[Task details]
Leave the pictures out and write out the rest of the listing word for word.

[Record set]
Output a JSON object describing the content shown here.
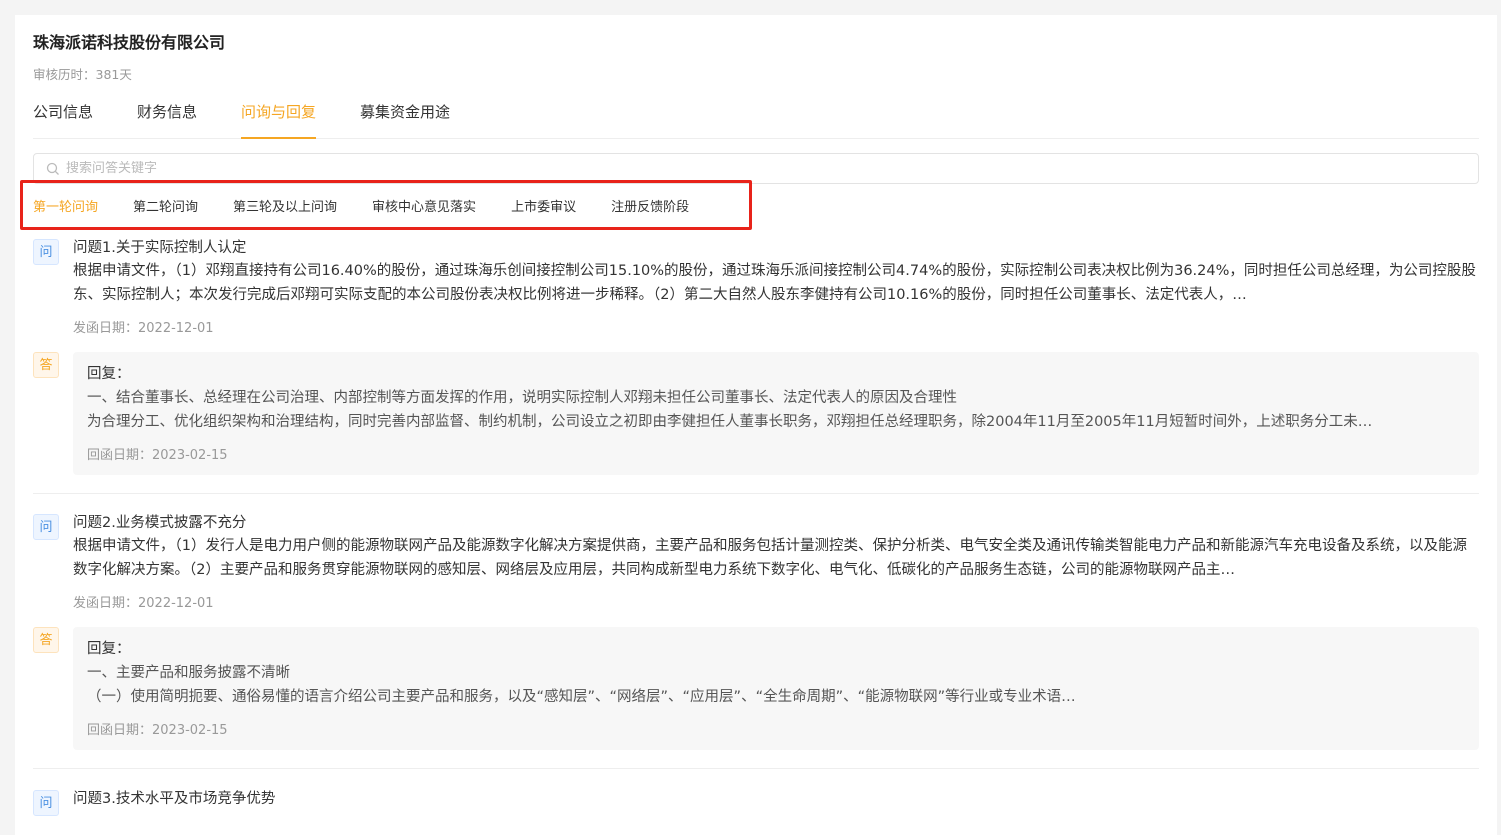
{
  "company": {
    "name": "珠海派诺科技股份有限公司",
    "review_duration": "审核历时：381天"
  },
  "tabs": [
    {
      "label": "公司信息"
    },
    {
      "label": "财务信息"
    },
    {
      "label": "问询与回复"
    },
    {
      "label": "募集资金用途"
    }
  ],
  "search": {
    "placeholder": "搜索问答关键字",
    "value": ""
  },
  "subtabs": [
    {
      "label": "第一轮问询"
    },
    {
      "label": "第二轮问询"
    },
    {
      "label": "第三轮及以上问询"
    },
    {
      "label": "审核中心意见落实"
    },
    {
      "label": "上市委审议"
    },
    {
      "label": "注册反馈阶段"
    }
  ],
  "badges": {
    "question": "问",
    "answer": "答",
    "reply_label": "回复："
  },
  "items": [
    {
      "title": "问题1.关于实际控制人认定",
      "text": "根据申请文件，（1）邓翔直接持有公司16.40%的股份，通过珠海乐创间接控制公司15.10%的股份，通过珠海乐派间接控制公司4.74%的股份，实际控制公司表决权比例为36.24%，同时担任公司总经理，为公司控股股东、实际控制人；本次发行完成后邓翔可实际支配的本公司股份表决权比例将进一步稀释。（2）第二大自然人股东李健持有公司10.16%的股份，同时担任公司董事长、法定代表人，…",
      "sent_date": "发函日期：2022-12-01",
      "reply_lines": [
        "一、结合董事长、总经理在公司治理、内部控制等方面发挥的作用，说明实际控制人邓翔未担任公司董事长、法定代表人的原因及合理性",
        "为合理分工、优化组织架构和治理结构，同时完善内部监督、制约机制，公司设立之初即由李健担任人董事长职务，邓翔担任总经理职务，除2004年11月至2005年11月短暂时间外，上述职务分工未…"
      ],
      "reply_date": "回函日期：2023-02-15"
    },
    {
      "title": "问题2.业务模式披露不充分",
      "text": "根据申请文件，（1）发行人是电力用户侧的能源物联网产品及能源数字化解决方案提供商，主要产品和服务包括计量测控类、保护分析类、电气安全类及通讯传输类智能电力产品和新能源汽车充电设备及系统，以及能源数字化解决方案。（2）主要产品和服务贯穿能源物联网的感知层、网络层及应用层，共同构成新型电力系统下数字化、电气化、低碳化的产品服务生态链，公司的能源物联网产品主…",
      "sent_date": "发函日期：2022-12-01",
      "reply_lines": [
        "一、主要产品和服务披露不清晰",
        "（一）使用简明扼要、通俗易懂的语言介绍公司主要产品和服务，以及“感知层”、“网络层”、“应用层”、“全生命周期”、“能源物联网”等行业或专业术语…"
      ],
      "reply_date": "回函日期：2023-02-15"
    },
    {
      "title": "问题3.技术水平及市场竞争优势"
    }
  ]
}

[Reply]
Output a JSON object describing the content shown here.
{
  "company": {
    "name": "珠海派诺科技股份有限公司",
    "review_duration": "审核历时：381天"
  },
  "tabs": [
    {
      "label": "公司信息"
    },
    {
      "label": "财务信息"
    },
    {
      "label": "问询与回复"
    },
    {
      "label": "募集资金用途"
    }
  ],
  "search": {
    "placeholder": "搜索问答关键字",
    "value": ""
  },
  "subtabs": [
    {
      "label": "第一轮问询"
    },
    {
      "label": "第二轮问询"
    },
    {
      "label": "第三轮及以上问询"
    },
    {
      "label": "审核中心意见落实"
    },
    {
      "label": "上市委审议"
    },
    {
      "label": "注册反馈阶段"
    }
  ],
  "badges": {
    "question": "问",
    "answer": "答",
    "reply_label": "回复："
  },
  "items": [
    {
      "title": "问题1.关于实际控制人认定",
      "text": "根据申请文件，（1）邓翔直接持有公司16.40%的股份，通过珠海乐创间接控制公司15.10%的股份，通过珠海乐派间接控制公司4.74%的股份，实际控制公司表决权比例为36.24%，同时担任公司总经理，为公司控股股东、实际控制人；本次发行完成后邓翔可实际支配的本公司股份表决权比例将进一步稀释。（2）第二大自然人股东李健持有公司10.16%的股份，同时担任公司董事长、法定代表人，…",
      "sent_date": "发函日期：2022-12-01",
      "reply_lines": [
        "一、结合董事长、总经理在公司治理、内部控制等方面发挥的作用，说明实际控制人邓翔未担任公司董事长、法定代表人的原因及合理性",
        "为合理分工、优化组织架构和治理结构，同时完善内部监督、制约机制，公司设立之初即由李健担任人董事长职务，邓翔担任总经理职务，除2004年11月至2005年11月短暂时间外，上述职务分工未…"
      ],
      "reply_date": "回函日期：2023-02-15"
    },
    {
      "title": "问题2.业务模式披露不充分",
      "text": "根据申请文件，（1）发行人是电力用户侧的能源物联网产品及能源数字化解决方案提供商，主要产品和服务包括计量测控类、保护分析类、电气安全类及通讯传输类智能电力产品和新能源汽车充电设备及系统，以及能源数字化解决方案。（2）主要产品和服务贯穿能源物联网的感知层、网络层及应用层，共同构成新型电力系统下数字化、电气化、低碳化的产品服务生态链，公司的能源物联网产品主…",
      "sent_date": "发函日期：2022-12-01",
      "reply_lines": [
        "一、主要产品和服务披露不清晰",
        "（一）使用简明扼要、通俗易懂的语言介绍公司主要产品和服务，以及“感知层”、“网络层”、“应用层”、“全生命周期”、“能源物联网”等行业或专业术语…"
      ],
      "reply_date": "回函日期：2023-02-15"
    },
    {
      "title": "问题3.技术水平及市场竞争优势"
    }
  ]
}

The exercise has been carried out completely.